WolfDen to shelter, aid freshmen

ST. JOHNSVILLE-The Oppenheim-Ephratah-St. Johnsville School District will push forward with a new education pattern for incoming freshmen for the district.

According to Robert Smith, OESJ High School principal, officials are developing a freshman academy for students entering the high school.

All 42 incoming ninth-grade students would be placed in the WolfDen Academy. According to Smith, the academy is designed to allow incoming students to adapt to the high school experience.

“Basically, what we want is a school within a school,” Smith said.

Smith and members of the building’s administration have met over the past two months to set up this plan.

Smith said while the details behind the program are still being worked on, the program will be ready by September for the 2014-15 school year.

“What we are looking to do with the academy is a much broader approach similar to what [P-Tech Schools] are doing: The thematic approach to learning with project-based learning,” Smith said.

Smith explained the new academy would be different from traditional education, following a hands-on approach similar to the P-Tech programs, along with career and college preparedness classes. However, no regular classes would be affected or canceled, he said.

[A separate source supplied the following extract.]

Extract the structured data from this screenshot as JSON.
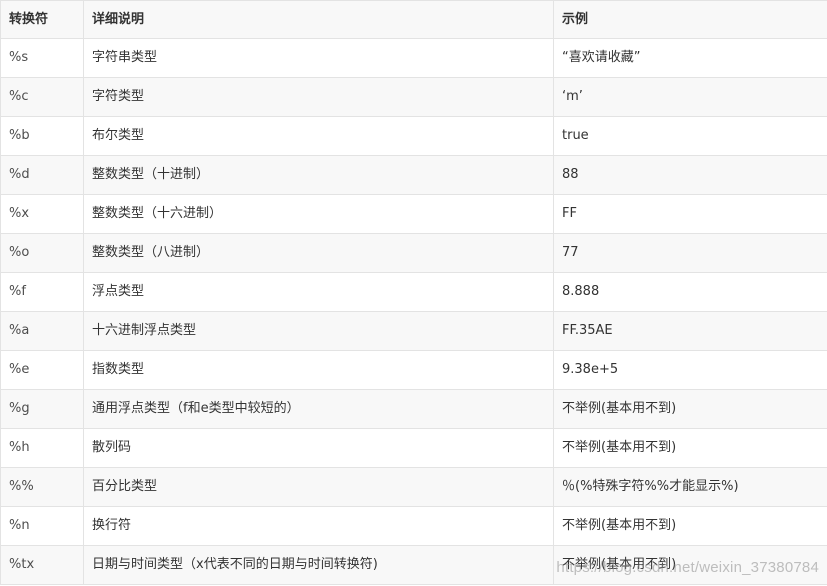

Smith explained ninth-grade is pivotal in a student’s progression, when they find themselves struggling to navigate large, impersonal and competitive environments. Smith said this causes ninth-grade to be a “holding tank” due to kids not passing the grade or dropping out later.

“I unfortunately signed our 12th dropout letter [April 1],” Smith said.

Smith said students drop out of high school predominately because those students do not have enough ties with the teachers or school to encourage them to succeed.

The academy would provide incoming students with additional resources and personalized support to overcome transitional obstacles, he said.

According to Smith, some of the additional resources would include one-on-one tutoring and time with a social worker or psychologist working for the district.

“We are going to be proactive, if you will,” Smith said.

Smith said the goals of the program are increasing the passing rate from ninth to 10th-grade by 5 percent, lowering the percentage of students losing credit or failing one or more courses in the freshman year, an increase of the average grade point average for freshman and promoting extracurricular activities.